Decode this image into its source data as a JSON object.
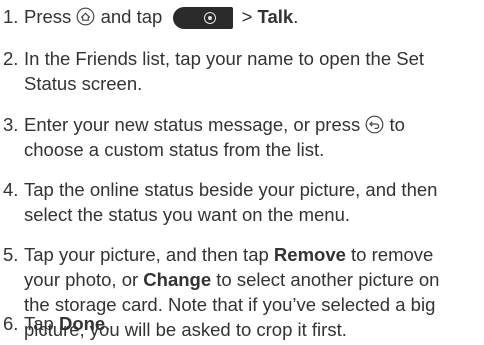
{
  "steps": [
    {
      "number": "1.",
      "text_a": "Press ",
      "text_b": " and tap ",
      "text_c": " > ",
      "bold": "Talk",
      "text_d": "."
    },
    {
      "number": "2.",
      "line1": "In the Friends list, tap your name to open the Set",
      "line2": "Status screen."
    },
    {
      "number": "3.",
      "line1_a": "Enter your new status message, or press ",
      "line1_b": " to",
      "line2": "choose a custom status from the list."
    },
    {
      "number": "4.",
      "line1": "Tap the online status beside your picture, and then",
      "line2": "select the status you want on the menu."
    },
    {
      "number": "5.",
      "line1_a": "Tap your picture, and then tap ",
      "line1_bold": "Remove",
      "line1_b": " to remove",
      "line2_a": "your photo, or ",
      "line2_bold": "Change",
      "line2_b": " to select another picture on",
      "line3": "the storage card. Note that if you’ve selected a big",
      "line4": "picture, you will be asked to crop it first."
    },
    {
      "number": "6.",
      "text_a": "Tap ",
      "bold": "Done",
      "text_b": "."
    }
  ],
  "icons": {
    "home": "home-key-icon",
    "app_button": "all-apps-button-icon",
    "back": "back-key-icon"
  }
}
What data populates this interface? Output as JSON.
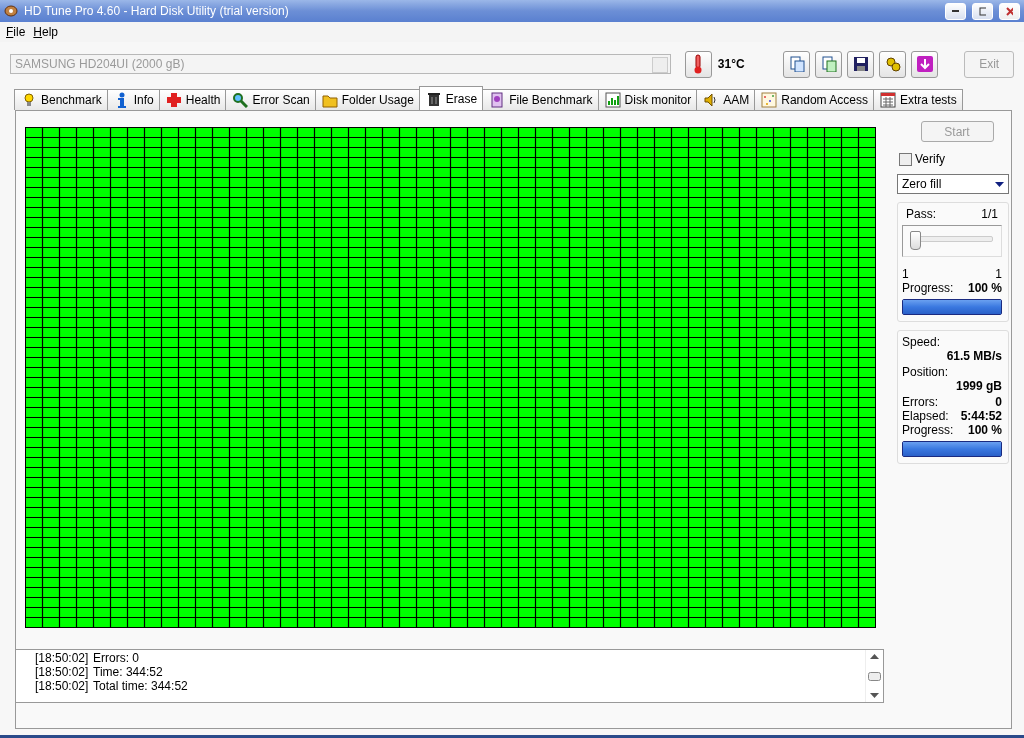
{
  "window": {
    "title": "HD Tune Pro 4.60 - Hard Disk Utility (trial version)"
  },
  "menu": [
    {
      "label": "File",
      "mnemonic": true
    },
    {
      "label": "Help",
      "mnemonic": true
    }
  ],
  "drive_select": {
    "value": "SAMSUNG HD204UI (2000 gB)",
    "disabled": true
  },
  "temperature": "31°C",
  "exit_button": {
    "label": "Exit",
    "disabled": true
  },
  "tabs": [
    {
      "label": "Benchmark",
      "selected": false
    },
    {
      "label": "Info",
      "selected": false
    },
    {
      "label": "Health",
      "selected": false
    },
    {
      "label": "Error Scan",
      "selected": false
    },
    {
      "label": "Folder Usage",
      "selected": false
    },
    {
      "label": "Erase",
      "selected": true
    },
    {
      "label": "File Benchmark",
      "selected": false
    },
    {
      "label": "Disk monitor",
      "selected": false
    },
    {
      "label": "AAM",
      "selected": false
    },
    {
      "label": "Random Access",
      "selected": false
    },
    {
      "label": "Extra tests",
      "selected": false
    }
  ],
  "start_button": {
    "label": "Start",
    "disabled": true
  },
  "verify": {
    "label": "Verify",
    "checked": false
  },
  "method": {
    "value": "Zero fill"
  },
  "pass_panel": {
    "label": "Pass:",
    "value": "1/1",
    "slider": {
      "level": 0
    },
    "min": "1",
    "max": "1",
    "progress_label": "Progress:",
    "progress_value": "100 %",
    "progress": {
      "level": 1
    }
  },
  "stats": [
    {
      "label": "Speed:",
      "value": "61.5 MB/s",
      "kind": "stacked"
    },
    {
      "label": "Position:",
      "value": "1999 gB",
      "kind": "stacked"
    },
    {
      "label": "Errors:",
      "value": "0",
      "kind": "inline"
    },
    {
      "label": "Elapsed:",
      "value": "5:44:52",
      "kind": "inline"
    },
    {
      "label": "Progress:",
      "value": "100 %",
      "kind": "inline"
    }
  ],
  "stats_progress": {
    "level": 1
  },
  "log": [
    {
      "time": "[18:50:02]",
      "message": "Errors: 0"
    },
    {
      "time": "[18:50:02]",
      "message": "Time: 344:52"
    },
    {
      "time": "[18:50:02]",
      "message": "Total time: 344:52"
    }
  ]
}
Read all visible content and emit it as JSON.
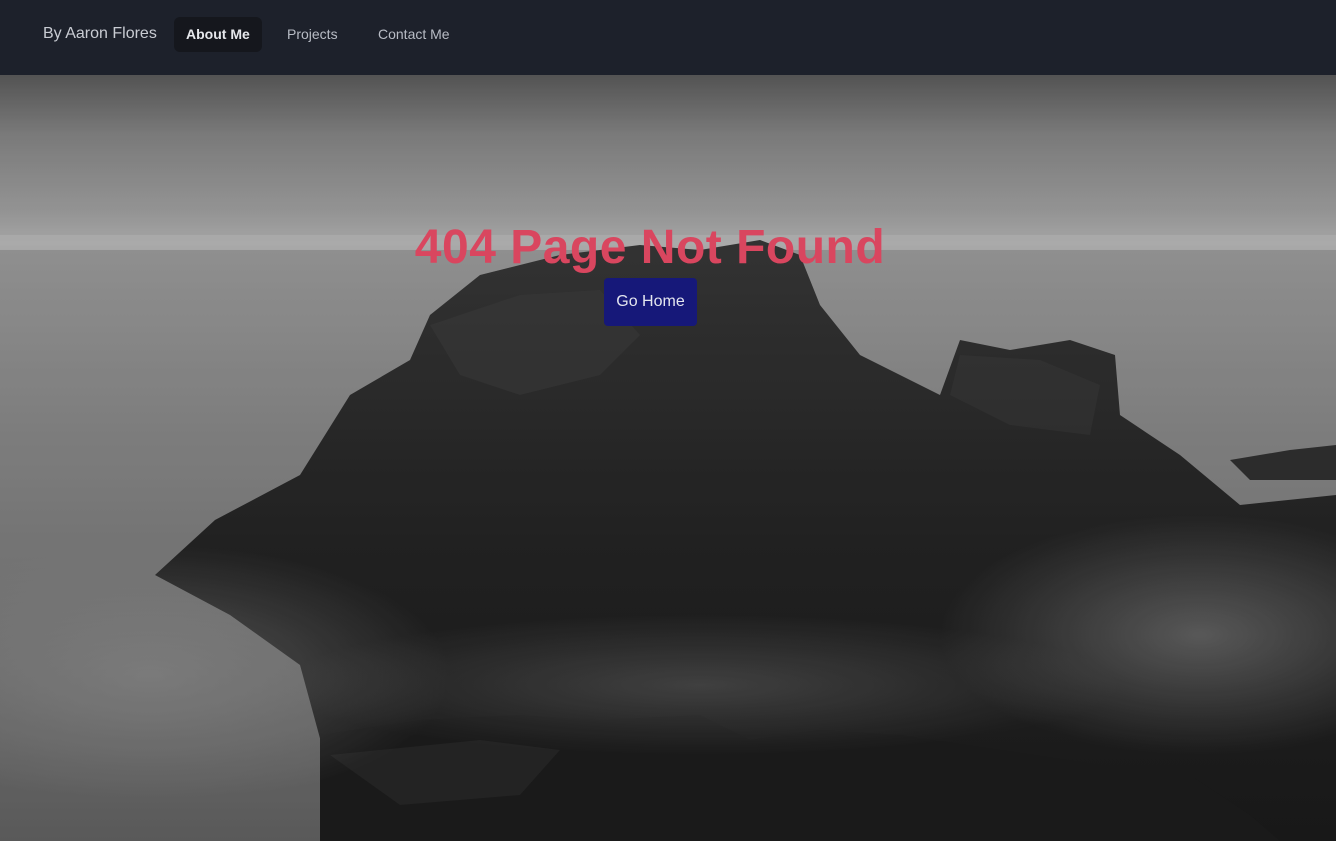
{
  "navbar": {
    "brand": "By Aaron Flores",
    "items": [
      {
        "label": "About Me",
        "active": true
      },
      {
        "label": "Projects",
        "active": false
      },
      {
        "label": "Contact Me",
        "active": false
      }
    ]
  },
  "main": {
    "heading": "404 Page Not Found",
    "button_label": "Go Home"
  },
  "colors": {
    "navbar_bg": "#1d212b",
    "heading": "#d9465f",
    "button_bg": "#161879"
  }
}
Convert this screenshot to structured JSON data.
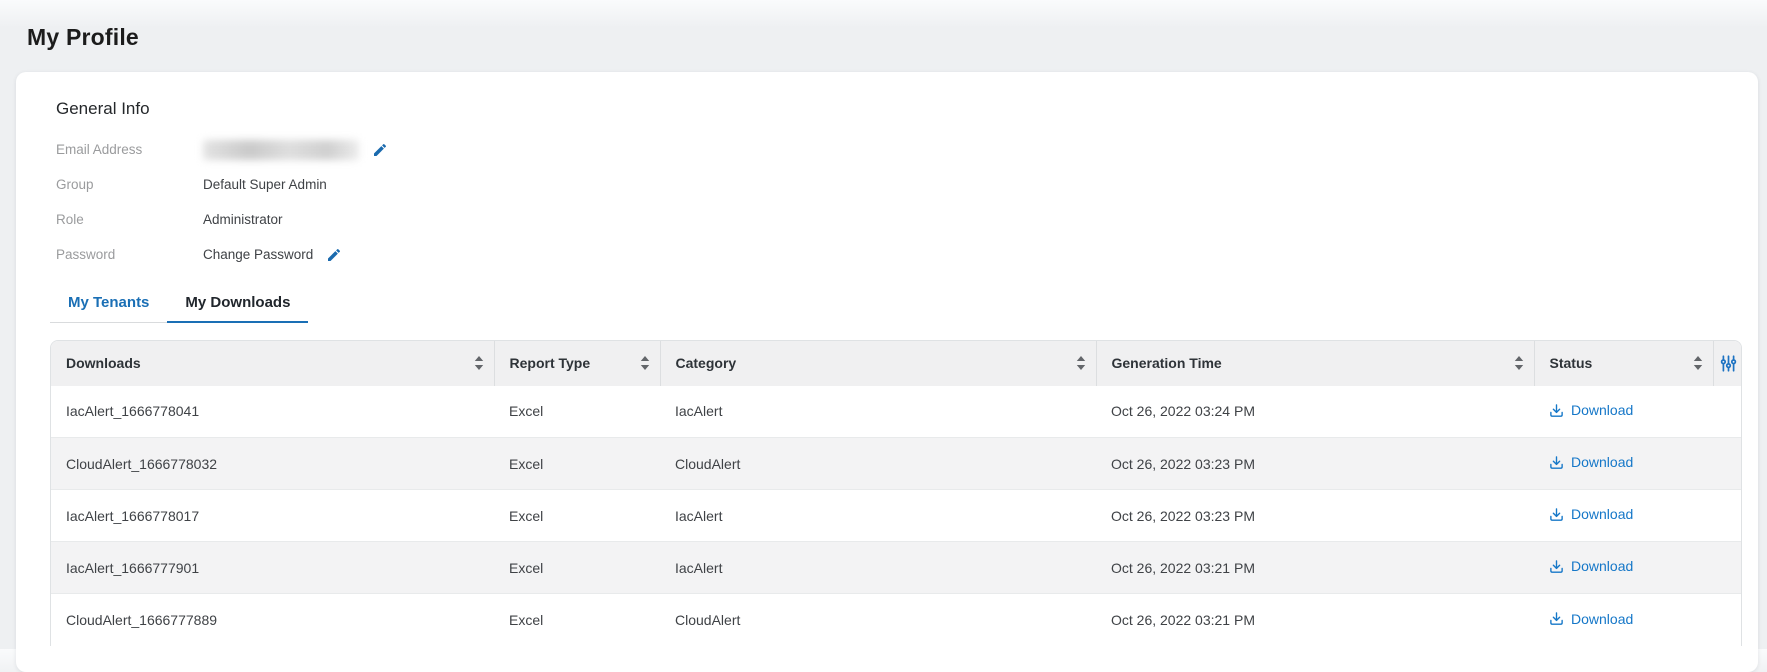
{
  "page": {
    "title": "My Profile"
  },
  "general_info": {
    "heading": "General Info",
    "fields": [
      {
        "label": "Email Address",
        "value": "",
        "redacted": true,
        "editable": true
      },
      {
        "label": "Group",
        "value": "Default Super Admin",
        "editable": false
      },
      {
        "label": "Role",
        "value": "Administrator",
        "editable": false
      },
      {
        "label": "Password",
        "value": "Change Password",
        "editable": true
      }
    ]
  },
  "tabs": [
    {
      "label": "My Tenants",
      "active": false
    },
    {
      "label": "My Downloads",
      "active": true
    }
  ],
  "table": {
    "columns": [
      {
        "label": "Downloads",
        "sortable": true
      },
      {
        "label": "Report Type",
        "sortable": true
      },
      {
        "label": "Category",
        "sortable": true
      },
      {
        "label": "Generation Time",
        "sortable": true
      },
      {
        "label": "Status",
        "sortable": true
      }
    ],
    "rows": [
      {
        "downloads": "IacAlert_1666778041",
        "report_type": "Excel",
        "category": "IacAlert",
        "generation_time": "Oct 26, 2022 03:24 PM",
        "status_action": "Download"
      },
      {
        "downloads": "CloudAlert_1666778032",
        "report_type": "Excel",
        "category": "CloudAlert",
        "generation_time": "Oct 26, 2022 03:23 PM",
        "status_action": "Download"
      },
      {
        "downloads": "IacAlert_1666778017",
        "report_type": "Excel",
        "category": "IacAlert",
        "generation_time": "Oct 26, 2022 03:23 PM",
        "status_action": "Download"
      },
      {
        "downloads": "IacAlert_1666777901",
        "report_type": "Excel",
        "category": "IacAlert",
        "generation_time": "Oct 26, 2022 03:21 PM",
        "status_action": "Download"
      },
      {
        "downloads": "CloudAlert_1666777889",
        "report_type": "Excel",
        "category": "CloudAlert",
        "generation_time": "Oct 26, 2022 03:21 PM",
        "status_action": "Download"
      }
    ]
  },
  "icons": {
    "edit": "pencil-icon",
    "download": "download-icon",
    "sort": "sort-icon",
    "filter": "column-filter-icon"
  },
  "colors": {
    "accent_blue": "#1a6fb5",
    "link_blue": "#1577c8",
    "icon_blue": "#1a6aae",
    "page_background": "#eef0f2",
    "card_background": "#ffffff",
    "table_header_background": "#f0f0f1",
    "row_stripe": "#f3f3f4",
    "label_gray": "#9a9b9d"
  }
}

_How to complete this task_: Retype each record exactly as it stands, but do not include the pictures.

_Response_:
Decode this image into its source data as a JSON object.
{
  "steps": [
    {
      "number": "1.",
      "text_a": "Press ",
      "text_b": " and tap ",
      "text_c": " > ",
      "bold": "Talk",
      "text_d": "."
    },
    {
      "number": "2.",
      "line1": "In the Friends list, tap your name to open the Set",
      "line2": "Status screen."
    },
    {
      "number": "3.",
      "line1_a": "Enter your new status message, or press ",
      "line1_b": " to",
      "line2": "choose a custom status from the list."
    },
    {
      "number": "4.",
      "line1": "Tap the online status beside your picture, and then",
      "line2": "select the status you want on the menu."
    },
    {
      "number": "5.",
      "line1_a": "Tap your picture, and then tap ",
      "line1_bold": "Remove",
      "line1_b": " to remove",
      "line2_a": "your photo, or ",
      "line2_bold": "Change",
      "line2_b": " to select another picture on",
      "line3": "the storage card. Note that if you’ve selected a big",
      "line4": "picture, you will be asked to crop it first."
    },
    {
      "number": "6.",
      "text_a": "Tap ",
      "bold": "Done",
      "text_b": "."
    }
  ],
  "icons": {
    "home": "home-key-icon",
    "app_button": "all-apps-button-icon",
    "back": "back-key-icon"
  }
}
What data populates this interface? Output as JSON.
{
  "window": {
    "title": "HD Tune Pro 4.60 - Hard Disk Utility (trial version)"
  },
  "menu": [
    {
      "label": "File",
      "mnemonic": true
    },
    {
      "label": "Help",
      "mnemonic": true
    }
  ],
  "drive_select": {
    "value": "SAMSUNG HD204UI (2000 gB)",
    "disabled": true
  },
  "temperature": "31°C",
  "exit_button": {
    "label": "Exit",
    "disabled": true
  },
  "tabs": [
    {
      "label": "Benchmark",
      "selected": false
    },
    {
      "label": "Info",
      "selected": false
    },
    {
      "label": "Health",
      "selected": false
    },
    {
      "label": "Error Scan",
      "selected": false
    },
    {
      "label": "Folder Usage",
      "selected": false
    },
    {
      "label": "Erase",
      "selected": true
    },
    {
      "label": "File Benchmark",
      "selected": false
    },
    {
      "label": "Disk monitor",
      "selected": false
    },
    {
      "label": "AAM",
      "selected": false
    },
    {
      "label": "Random Access",
      "selected": false
    },
    {
      "label": "Extra tests",
      "selected": false
    }
  ],
  "start_button": {
    "label": "Start",
    "disabled": true
  },
  "verify": {
    "label": "Verify",
    "checked": false
  },
  "method": {
    "value": "Zero fill"
  },
  "pass_panel": {
    "label": "Pass:",
    "value": "1/1",
    "slider": {
      "level": 0
    },
    "min": "1",
    "max": "1",
    "progress_label": "Progress:",
    "progress_value": "100 %",
    "progress": {
      "level": 1
    }
  },
  "stats": [
    {
      "label": "Speed:",
      "value": "61.5 MB/s",
      "kind": "stacked"
    },
    {
      "label": "Position:",
      "value": "1999 gB",
      "kind": "stacked"
    },
    {
      "label": "Errors:",
      "value": "0",
      "kind": "inline"
    },
    {
      "label": "Elapsed:",
      "value": "5:44:52",
      "kind": "inline"
    },
    {
      "label": "Progress:",
      "value": "100 %",
      "kind": "inline"
    }
  ],
  "stats_progress": {
    "level": 1
  },
  "log": [
    {
      "time": "[18:50:02]",
      "message": "Errors: 0"
    },
    {
      "time": "[18:50:02]",
      "message": "Time: 344:52"
    },
    {
      "time": "[18:50:02]",
      "message": "Total time: 344:52"
    }
  ]
}
Read all visible content and emit it as JSON.
{
  "navbar": {
    "brand": "By Aaron Flores",
    "items": [
      {
        "label": "About Me",
        "active": true
      },
      {
        "label": "Projects",
        "active": false
      },
      {
        "label": "Contact Me",
        "active": false
      }
    ]
  },
  "main": {
    "heading": "404 Page Not Found",
    "button_label": "Go Home"
  },
  "colors": {
    "navbar_bg": "#1d212b",
    "heading": "#d9465f",
    "button_bg": "#161879"
  }
}
Convert this screenshot to structured JSON data.
{
  "page": {
    "title": "My Profile"
  },
  "general_info": {
    "heading": "General Info",
    "fields": [
      {
        "label": "Email Address",
        "value": "",
        "redacted": true,
        "editable": true
      },
      {
        "label": "Group",
        "value": "Default Super Admin",
        "editable": false
      },
      {
        "label": "Role",
        "value": "Administrator",
        "editable": false
      },
      {
        "label": "Password",
        "value": "Change Password",
        "editable": true
      }
    ]
  },
  "tabs": [
    {
      "label": "My Tenants",
      "active": false
    },
    {
      "label": "My Downloads",
      "active": true
    }
  ],
  "table": {
    "columns": [
      {
        "label": "Downloads",
        "sortable": true
      },
      {
        "label": "Report Type",
        "sortable": true
      },
      {
        "label": "Category",
        "sortable": true
      },
      {
        "label": "Generation Time",
        "sortable": true
      },
      {
        "label": "Status",
        "sortable": true
      }
    ],
    "rows": [
      {
        "downloads": "IacAlert_1666778041",
        "report_type": "Excel",
        "category": "IacAlert",
        "generation_time": "Oct 26, 2022 03:24 PM",
        "status_action": "Download"
      },
      {
        "downloads": "CloudAlert_1666778032",
        "report_type": "Excel",
        "category": "CloudAlert",
        "generation_time": "Oct 26, 2022 03:23 PM",
        "status_action": "Download"
      },
      {
        "downloads": "IacAlert_1666778017",
        "report_type": "Excel",
        "category": "IacAlert",
        "generation_time": "Oct 26, 2022 03:23 PM",
        "status_action": "Download"
      },
      {
        "downloads": "IacAlert_1666777901",
        "report_type": "Excel",
        "category": "IacAlert",
        "generation_time": "Oct 26, 2022 03:21 PM",
        "status_action": "Download"
      },
      {
        "downloads": "CloudAlert_1666777889",
        "report_type": "Excel",
        "category": "CloudAlert",
        "generation_time": "Oct 26, 2022 03:21 PM",
        "status_action": "Download"
      }
    ]
  },
  "icons": {
    "edit": "pencil-icon",
    "download": "download-icon",
    "sort": "sort-icon",
    "filter": "column-filter-icon"
  },
  "colors": {
    "accent_blue": "#1a6fb5",
    "link_blue": "#1577c8",
    "icon_blue": "#1a6aae",
    "page_background": "#eef0f2",
    "card_background": "#ffffff",
    "table_header_background": "#f0f0f1",
    "row_stripe": "#f3f3f4",
    "label_gray": "#9a9b9d"
  }
}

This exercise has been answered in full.